Aim of the task:
The word "author" occurs in some lines of the data. Return each such line.
**** Task inputs ****
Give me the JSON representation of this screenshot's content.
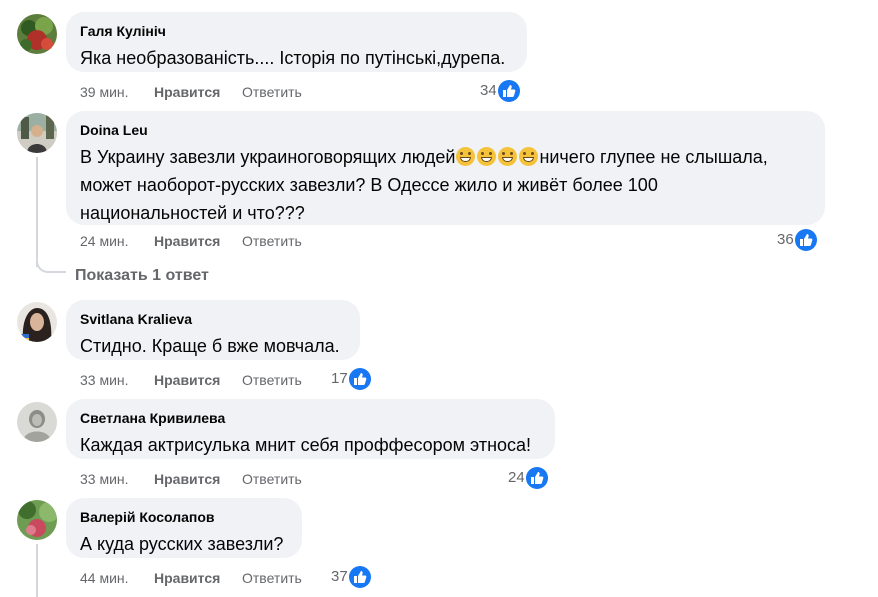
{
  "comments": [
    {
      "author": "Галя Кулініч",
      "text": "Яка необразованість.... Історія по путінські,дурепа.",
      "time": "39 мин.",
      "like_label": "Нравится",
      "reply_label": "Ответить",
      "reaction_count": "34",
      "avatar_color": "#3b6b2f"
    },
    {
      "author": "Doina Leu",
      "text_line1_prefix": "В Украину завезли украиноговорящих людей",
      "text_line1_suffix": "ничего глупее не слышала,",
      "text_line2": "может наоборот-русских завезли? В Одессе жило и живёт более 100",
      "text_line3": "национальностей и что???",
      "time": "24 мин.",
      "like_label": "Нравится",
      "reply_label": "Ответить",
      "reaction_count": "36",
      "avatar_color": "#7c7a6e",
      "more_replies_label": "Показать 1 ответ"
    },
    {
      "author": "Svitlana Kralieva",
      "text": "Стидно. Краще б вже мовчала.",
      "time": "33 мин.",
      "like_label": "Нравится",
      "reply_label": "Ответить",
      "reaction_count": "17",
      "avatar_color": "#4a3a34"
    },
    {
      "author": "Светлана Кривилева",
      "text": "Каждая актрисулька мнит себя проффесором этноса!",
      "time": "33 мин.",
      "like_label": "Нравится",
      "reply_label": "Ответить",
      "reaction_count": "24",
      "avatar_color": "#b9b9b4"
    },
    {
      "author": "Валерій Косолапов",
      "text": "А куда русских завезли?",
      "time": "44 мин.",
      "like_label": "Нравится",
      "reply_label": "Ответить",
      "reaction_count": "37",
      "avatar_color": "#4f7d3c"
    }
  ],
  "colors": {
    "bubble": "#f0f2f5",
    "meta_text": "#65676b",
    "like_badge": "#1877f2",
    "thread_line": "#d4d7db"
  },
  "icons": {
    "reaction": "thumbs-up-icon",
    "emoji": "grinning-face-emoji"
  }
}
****
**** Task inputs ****
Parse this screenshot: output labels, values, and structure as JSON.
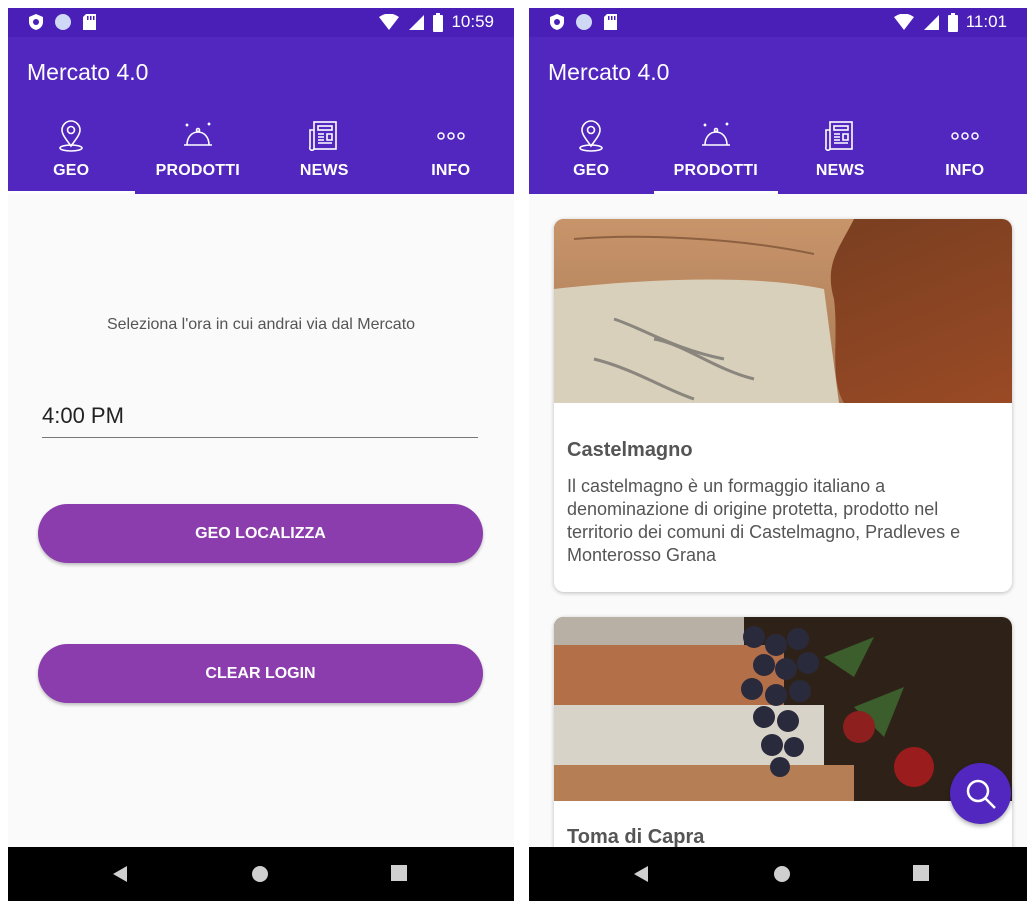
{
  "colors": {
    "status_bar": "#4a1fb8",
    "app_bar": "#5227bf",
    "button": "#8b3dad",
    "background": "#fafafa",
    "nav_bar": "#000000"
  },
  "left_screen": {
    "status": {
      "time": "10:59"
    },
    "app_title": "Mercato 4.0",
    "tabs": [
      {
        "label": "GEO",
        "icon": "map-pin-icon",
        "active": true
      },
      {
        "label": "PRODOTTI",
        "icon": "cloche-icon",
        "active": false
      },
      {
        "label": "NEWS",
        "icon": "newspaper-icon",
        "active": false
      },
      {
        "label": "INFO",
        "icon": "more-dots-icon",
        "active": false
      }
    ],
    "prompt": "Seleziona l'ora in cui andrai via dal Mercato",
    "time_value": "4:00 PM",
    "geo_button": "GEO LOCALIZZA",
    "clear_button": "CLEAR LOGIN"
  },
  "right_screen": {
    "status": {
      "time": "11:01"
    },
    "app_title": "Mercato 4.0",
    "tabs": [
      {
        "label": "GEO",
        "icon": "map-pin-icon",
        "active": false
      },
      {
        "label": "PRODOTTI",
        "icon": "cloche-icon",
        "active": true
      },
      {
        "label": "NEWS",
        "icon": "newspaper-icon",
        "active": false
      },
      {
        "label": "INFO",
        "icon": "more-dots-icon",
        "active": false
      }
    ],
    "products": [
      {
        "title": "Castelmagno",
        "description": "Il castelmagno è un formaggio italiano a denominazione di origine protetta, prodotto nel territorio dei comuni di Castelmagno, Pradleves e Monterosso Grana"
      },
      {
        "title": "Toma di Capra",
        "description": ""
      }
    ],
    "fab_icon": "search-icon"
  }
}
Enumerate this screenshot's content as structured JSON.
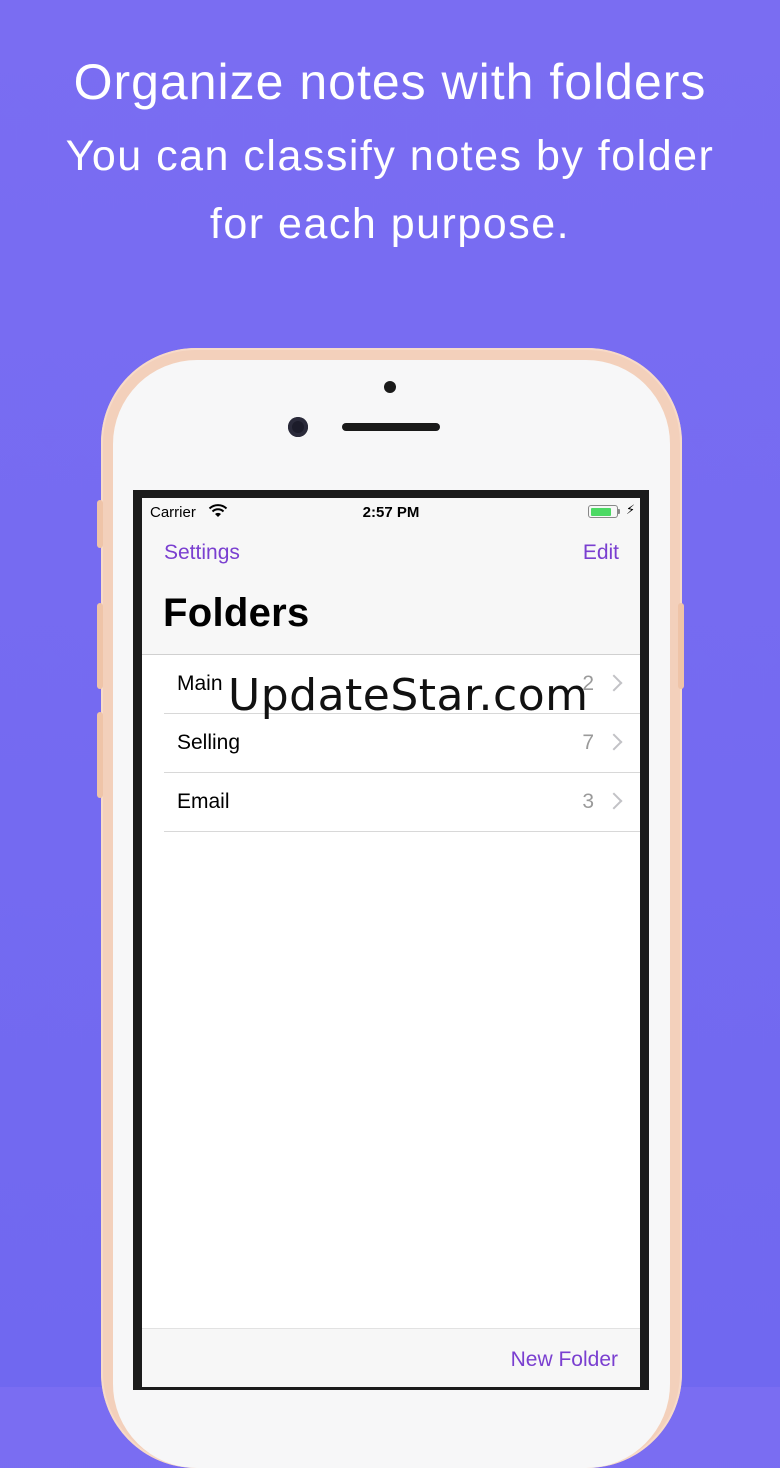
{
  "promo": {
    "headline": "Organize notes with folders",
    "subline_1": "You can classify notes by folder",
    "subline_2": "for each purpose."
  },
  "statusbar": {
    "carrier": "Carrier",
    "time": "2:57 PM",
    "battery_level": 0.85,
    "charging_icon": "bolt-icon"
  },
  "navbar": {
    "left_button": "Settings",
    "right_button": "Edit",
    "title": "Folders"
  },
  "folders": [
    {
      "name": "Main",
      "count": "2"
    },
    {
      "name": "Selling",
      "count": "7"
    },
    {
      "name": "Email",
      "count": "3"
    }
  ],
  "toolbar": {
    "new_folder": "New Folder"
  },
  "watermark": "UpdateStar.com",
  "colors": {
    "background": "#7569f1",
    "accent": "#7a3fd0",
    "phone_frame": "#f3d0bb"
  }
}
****
Written solution:
      "author": "Галя Кулініч",
      "author": "Doina Leu",
      "author": "Svitlana Kralieva",
      "author": "Светлана Кривилева",
      "author": "Валерій Косолапов",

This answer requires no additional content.